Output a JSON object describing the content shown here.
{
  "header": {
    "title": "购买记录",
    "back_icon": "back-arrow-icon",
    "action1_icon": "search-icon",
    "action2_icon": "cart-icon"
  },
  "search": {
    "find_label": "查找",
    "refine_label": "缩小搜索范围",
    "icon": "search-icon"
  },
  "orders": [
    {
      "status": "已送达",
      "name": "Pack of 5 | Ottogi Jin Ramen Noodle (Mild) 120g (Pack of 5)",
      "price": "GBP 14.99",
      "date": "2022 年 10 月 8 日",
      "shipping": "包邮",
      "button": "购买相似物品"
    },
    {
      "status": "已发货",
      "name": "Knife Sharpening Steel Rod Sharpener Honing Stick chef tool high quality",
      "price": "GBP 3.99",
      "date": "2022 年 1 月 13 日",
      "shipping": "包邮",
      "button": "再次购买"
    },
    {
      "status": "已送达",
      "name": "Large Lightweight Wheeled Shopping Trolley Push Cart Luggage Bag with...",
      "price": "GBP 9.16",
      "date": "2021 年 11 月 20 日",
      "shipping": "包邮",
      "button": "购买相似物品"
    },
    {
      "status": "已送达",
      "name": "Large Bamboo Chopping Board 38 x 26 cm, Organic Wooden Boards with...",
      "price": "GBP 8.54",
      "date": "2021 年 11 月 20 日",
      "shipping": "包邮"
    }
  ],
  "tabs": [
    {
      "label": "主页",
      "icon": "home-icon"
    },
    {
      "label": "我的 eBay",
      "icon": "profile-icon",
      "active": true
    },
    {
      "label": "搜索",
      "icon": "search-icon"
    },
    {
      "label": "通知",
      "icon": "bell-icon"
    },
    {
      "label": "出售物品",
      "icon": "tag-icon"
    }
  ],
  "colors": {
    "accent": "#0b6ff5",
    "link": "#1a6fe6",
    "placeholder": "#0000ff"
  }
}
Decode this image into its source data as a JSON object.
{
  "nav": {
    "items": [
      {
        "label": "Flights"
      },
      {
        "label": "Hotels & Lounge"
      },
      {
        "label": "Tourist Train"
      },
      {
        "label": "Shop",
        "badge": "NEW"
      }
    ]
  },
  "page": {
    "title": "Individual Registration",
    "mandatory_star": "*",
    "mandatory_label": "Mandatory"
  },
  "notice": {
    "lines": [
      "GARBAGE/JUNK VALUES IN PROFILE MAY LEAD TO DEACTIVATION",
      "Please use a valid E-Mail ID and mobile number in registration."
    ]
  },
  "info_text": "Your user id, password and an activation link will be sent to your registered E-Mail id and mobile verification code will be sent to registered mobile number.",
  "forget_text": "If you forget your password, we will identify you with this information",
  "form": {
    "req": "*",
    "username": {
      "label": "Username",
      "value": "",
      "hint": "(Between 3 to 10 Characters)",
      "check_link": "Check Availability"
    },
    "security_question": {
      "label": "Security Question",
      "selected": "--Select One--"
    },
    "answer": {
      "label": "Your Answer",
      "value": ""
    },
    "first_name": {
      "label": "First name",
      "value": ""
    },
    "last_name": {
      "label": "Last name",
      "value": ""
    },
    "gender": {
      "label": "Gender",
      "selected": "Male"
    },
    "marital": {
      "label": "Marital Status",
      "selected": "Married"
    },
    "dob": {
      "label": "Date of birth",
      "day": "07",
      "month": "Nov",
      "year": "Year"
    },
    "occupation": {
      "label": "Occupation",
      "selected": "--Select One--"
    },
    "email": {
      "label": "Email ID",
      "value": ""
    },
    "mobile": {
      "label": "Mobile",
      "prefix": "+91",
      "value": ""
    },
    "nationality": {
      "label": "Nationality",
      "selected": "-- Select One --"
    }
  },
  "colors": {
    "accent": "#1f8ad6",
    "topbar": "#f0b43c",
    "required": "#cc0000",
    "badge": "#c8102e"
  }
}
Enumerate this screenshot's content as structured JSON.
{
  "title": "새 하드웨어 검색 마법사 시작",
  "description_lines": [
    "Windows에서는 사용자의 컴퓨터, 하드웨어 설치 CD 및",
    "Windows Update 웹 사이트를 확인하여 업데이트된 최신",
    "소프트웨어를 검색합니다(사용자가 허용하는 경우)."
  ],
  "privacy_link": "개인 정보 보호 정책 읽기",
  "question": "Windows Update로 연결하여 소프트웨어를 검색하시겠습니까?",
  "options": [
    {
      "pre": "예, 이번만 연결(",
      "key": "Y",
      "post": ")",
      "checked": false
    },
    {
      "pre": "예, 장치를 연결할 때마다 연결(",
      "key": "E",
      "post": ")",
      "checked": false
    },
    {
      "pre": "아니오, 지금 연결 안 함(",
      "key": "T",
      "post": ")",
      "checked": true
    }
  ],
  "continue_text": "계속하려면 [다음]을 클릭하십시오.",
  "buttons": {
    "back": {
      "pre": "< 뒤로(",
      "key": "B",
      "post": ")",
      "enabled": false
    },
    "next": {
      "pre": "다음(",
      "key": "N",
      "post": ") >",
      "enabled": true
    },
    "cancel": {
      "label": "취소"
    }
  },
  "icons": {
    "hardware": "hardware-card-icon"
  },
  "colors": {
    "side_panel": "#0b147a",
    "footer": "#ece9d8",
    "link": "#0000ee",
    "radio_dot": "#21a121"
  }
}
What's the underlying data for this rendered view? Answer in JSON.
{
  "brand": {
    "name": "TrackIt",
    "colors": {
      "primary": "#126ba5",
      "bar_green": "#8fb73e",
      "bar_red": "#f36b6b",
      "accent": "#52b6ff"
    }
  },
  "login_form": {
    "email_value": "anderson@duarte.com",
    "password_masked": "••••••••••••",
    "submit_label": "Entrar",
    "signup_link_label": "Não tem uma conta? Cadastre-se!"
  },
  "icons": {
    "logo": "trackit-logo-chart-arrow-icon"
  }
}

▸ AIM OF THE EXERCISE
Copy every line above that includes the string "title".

▸ ANSWER BOX
    "title": "购买记录",
    "title": "Individual Registration",
  "title": "새 하드웨어 검색 마법사 시작",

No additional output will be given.